assessing whether research questions for specific programs are focused on illuminating the particular needs of ethnic minority and medically underserved communities.
The committee found no evidence that NIH calculates total expenditures for research on medically underserved groups, apart from calculations derived for ethnic minority populations. A consistent definition of medically underserved individuals is needed (as discussed above), and calculations of research expenditures for these groups should be based on whether research questions specifically address the unique needs of these populations.
As noted above, several ICDs are conducting research, either in collaboration with NCI or independently, on cancer among minority and medically underserved populations.
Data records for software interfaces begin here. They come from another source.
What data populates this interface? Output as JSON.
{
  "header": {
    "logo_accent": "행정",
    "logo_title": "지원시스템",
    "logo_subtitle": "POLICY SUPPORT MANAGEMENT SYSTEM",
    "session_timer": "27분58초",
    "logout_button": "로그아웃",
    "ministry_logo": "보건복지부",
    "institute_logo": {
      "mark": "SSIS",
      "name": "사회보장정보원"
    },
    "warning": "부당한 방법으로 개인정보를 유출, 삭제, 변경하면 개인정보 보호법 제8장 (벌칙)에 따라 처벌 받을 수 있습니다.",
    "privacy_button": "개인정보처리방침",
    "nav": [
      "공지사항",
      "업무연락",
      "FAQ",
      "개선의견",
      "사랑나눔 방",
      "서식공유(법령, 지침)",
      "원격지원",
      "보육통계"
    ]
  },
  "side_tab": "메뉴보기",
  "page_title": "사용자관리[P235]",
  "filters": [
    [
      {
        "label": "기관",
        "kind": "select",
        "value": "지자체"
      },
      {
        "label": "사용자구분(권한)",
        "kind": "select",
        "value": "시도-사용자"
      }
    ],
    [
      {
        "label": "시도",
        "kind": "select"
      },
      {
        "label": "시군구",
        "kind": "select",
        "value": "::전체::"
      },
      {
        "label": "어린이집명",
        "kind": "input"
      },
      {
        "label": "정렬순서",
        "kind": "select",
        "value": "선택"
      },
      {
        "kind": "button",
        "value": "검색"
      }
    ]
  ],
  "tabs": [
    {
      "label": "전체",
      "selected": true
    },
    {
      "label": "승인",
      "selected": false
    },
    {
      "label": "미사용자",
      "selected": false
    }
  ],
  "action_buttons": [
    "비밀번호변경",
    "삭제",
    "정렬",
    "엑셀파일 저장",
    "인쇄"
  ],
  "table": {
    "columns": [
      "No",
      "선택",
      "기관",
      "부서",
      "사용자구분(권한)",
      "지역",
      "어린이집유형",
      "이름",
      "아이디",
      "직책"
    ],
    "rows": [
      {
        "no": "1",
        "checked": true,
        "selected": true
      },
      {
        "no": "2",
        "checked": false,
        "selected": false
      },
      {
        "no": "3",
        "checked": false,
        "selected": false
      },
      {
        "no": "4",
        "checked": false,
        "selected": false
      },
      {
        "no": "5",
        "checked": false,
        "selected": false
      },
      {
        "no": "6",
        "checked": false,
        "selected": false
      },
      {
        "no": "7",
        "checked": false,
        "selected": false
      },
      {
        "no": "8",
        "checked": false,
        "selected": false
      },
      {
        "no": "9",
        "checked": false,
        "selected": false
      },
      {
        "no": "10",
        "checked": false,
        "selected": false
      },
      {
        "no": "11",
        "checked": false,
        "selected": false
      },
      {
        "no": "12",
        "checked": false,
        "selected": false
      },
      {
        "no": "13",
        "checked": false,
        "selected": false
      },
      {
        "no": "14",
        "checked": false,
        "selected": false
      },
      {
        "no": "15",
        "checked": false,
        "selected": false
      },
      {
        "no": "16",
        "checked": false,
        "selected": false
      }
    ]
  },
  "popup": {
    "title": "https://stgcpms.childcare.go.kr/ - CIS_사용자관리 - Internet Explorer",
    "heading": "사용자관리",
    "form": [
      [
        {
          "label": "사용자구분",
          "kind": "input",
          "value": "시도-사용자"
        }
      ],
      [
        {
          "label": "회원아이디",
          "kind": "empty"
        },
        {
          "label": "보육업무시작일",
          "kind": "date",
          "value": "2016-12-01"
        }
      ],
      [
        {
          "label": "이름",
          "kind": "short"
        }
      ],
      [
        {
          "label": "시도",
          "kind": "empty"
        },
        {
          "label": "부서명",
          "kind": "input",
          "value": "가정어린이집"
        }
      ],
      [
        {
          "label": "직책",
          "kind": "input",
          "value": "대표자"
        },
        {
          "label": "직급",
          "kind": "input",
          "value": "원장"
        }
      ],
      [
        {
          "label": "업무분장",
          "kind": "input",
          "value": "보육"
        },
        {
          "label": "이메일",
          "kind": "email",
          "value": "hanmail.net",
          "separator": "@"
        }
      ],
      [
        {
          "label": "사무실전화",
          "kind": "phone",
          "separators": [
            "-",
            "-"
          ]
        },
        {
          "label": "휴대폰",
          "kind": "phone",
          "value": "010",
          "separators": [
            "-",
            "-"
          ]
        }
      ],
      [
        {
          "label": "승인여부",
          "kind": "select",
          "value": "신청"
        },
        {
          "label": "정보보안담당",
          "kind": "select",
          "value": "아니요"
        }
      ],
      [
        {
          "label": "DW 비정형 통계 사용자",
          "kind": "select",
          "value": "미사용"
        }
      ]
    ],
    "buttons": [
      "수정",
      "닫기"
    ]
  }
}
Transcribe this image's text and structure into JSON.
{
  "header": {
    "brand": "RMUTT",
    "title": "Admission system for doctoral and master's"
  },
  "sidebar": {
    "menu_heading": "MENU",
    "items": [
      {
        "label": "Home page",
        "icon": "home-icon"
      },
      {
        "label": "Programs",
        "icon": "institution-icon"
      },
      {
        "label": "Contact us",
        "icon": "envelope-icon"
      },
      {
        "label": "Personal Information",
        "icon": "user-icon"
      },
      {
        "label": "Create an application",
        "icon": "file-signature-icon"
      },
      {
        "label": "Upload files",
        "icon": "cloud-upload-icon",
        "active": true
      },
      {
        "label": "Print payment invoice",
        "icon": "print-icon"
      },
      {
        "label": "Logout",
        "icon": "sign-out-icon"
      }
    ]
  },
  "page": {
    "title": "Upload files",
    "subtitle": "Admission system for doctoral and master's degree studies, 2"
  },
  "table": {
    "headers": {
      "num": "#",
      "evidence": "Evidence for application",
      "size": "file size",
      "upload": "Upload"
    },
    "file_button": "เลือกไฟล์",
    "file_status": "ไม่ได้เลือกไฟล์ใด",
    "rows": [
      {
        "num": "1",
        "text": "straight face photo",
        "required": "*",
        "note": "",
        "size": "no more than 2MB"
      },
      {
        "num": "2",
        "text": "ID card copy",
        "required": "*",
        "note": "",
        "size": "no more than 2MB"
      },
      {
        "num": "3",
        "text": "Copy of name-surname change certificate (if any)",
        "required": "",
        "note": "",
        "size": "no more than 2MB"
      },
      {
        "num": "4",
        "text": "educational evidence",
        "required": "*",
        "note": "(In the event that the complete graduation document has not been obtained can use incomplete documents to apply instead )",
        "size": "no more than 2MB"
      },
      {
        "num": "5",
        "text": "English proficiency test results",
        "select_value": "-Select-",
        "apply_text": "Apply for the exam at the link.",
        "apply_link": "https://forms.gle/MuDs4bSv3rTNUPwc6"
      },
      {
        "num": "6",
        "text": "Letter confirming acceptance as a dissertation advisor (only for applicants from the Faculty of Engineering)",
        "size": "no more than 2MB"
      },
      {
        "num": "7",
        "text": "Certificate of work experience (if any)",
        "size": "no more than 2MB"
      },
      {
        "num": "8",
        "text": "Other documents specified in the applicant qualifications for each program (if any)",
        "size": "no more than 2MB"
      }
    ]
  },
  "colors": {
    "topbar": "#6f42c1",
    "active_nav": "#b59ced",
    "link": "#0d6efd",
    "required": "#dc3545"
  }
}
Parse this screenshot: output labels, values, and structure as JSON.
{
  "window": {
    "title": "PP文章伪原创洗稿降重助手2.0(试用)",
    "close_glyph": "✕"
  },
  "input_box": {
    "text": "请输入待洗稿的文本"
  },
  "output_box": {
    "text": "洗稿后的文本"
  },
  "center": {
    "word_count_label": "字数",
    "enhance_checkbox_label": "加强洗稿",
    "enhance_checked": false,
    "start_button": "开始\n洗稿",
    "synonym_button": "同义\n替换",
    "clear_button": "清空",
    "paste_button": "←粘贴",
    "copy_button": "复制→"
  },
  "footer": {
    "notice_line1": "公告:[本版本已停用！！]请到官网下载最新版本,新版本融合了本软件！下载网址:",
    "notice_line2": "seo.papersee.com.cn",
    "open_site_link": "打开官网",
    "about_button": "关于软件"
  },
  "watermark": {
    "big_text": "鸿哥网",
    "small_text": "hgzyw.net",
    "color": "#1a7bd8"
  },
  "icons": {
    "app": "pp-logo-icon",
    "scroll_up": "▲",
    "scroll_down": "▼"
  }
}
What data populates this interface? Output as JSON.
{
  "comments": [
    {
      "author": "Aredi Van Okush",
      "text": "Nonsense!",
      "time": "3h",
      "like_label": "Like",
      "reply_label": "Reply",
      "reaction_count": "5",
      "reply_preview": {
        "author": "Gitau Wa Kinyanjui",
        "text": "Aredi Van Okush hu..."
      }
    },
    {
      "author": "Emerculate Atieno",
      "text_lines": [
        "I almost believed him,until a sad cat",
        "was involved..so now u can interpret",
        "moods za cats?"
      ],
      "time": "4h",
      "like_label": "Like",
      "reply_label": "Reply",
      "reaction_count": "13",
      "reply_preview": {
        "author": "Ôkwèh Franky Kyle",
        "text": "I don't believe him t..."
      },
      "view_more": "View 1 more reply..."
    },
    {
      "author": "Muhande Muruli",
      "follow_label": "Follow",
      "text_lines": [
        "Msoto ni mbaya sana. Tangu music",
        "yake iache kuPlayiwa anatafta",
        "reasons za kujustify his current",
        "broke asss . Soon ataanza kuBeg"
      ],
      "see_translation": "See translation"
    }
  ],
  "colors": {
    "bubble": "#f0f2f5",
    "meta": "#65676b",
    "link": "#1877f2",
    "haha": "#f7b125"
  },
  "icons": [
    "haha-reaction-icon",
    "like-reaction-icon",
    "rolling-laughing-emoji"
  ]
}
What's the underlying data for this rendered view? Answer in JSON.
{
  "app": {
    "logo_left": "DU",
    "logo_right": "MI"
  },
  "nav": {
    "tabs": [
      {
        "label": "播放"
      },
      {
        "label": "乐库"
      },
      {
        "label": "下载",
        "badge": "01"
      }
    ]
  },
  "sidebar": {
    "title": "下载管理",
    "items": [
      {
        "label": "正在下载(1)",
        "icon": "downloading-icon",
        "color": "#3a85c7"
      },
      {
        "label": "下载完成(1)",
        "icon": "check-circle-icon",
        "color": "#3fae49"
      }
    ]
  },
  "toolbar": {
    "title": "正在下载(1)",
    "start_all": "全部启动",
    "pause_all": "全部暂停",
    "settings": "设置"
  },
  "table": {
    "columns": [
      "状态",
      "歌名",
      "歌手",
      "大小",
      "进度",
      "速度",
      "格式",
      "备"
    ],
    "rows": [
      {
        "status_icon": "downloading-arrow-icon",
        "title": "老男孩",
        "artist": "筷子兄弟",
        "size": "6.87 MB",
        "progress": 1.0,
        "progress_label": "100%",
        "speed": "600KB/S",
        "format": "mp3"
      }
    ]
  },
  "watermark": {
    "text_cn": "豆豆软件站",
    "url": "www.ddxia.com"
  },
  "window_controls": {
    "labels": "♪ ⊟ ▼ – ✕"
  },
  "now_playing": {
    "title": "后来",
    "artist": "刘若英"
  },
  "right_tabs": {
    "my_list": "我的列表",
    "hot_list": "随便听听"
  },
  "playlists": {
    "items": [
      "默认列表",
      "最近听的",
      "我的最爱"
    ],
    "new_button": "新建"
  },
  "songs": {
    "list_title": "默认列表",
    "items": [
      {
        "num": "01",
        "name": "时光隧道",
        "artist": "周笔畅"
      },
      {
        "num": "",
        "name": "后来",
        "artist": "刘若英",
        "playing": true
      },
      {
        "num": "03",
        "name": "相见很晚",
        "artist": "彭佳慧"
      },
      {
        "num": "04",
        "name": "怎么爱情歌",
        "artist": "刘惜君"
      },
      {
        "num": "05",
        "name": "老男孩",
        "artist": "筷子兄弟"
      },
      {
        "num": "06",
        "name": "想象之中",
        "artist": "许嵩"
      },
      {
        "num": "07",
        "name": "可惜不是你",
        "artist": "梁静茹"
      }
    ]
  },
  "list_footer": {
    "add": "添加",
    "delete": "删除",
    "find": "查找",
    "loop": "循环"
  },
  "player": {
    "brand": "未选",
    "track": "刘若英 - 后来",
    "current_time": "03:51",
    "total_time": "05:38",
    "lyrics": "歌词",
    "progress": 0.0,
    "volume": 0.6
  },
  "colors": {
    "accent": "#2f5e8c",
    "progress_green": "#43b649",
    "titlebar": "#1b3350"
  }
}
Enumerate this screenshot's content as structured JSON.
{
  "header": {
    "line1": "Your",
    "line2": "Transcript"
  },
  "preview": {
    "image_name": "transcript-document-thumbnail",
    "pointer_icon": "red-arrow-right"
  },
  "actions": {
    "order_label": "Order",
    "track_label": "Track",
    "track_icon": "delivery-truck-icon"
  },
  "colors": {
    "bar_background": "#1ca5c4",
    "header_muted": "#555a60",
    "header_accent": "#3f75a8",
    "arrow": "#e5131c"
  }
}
As noted above, NIEHS supports the second-largest portfolio of cancer-related research at NIH, with overall funding of more than $84 million in FY 1997. Of this amount, NIEHS reports that it allocated $26.7 million to fund 138 extramural projects, including investigator-initiated research, co-funded projects, and Superfund and center grants (described below). Of these, NIEHS reports that 71 awards are relevant to minority and medically underserved populations, in that the awards specifically target minority or low-income communities or the research topic disproportionately affects minority and medically underserved populations. Total expenditures on these awards fell slightly under $9.5 million; eight awards were cosponsored with NCI, with a total of $672,389 expended by NIEHS. Several relevant programs are described below.
NIEHS supports community outreach efforts through the Environmental Health Sciences Center Grants Program, a program of core center support that seeks to address specific regional or community needs through outreach and educational activities. Centers serve to define environmental health issues of greatest concern to communities, with a focus on populations that may be at greatest risk as a result of environmental insults, including children, elderly people, and low-income communities. Centers are encouraged to sponsor local efforts through community organizations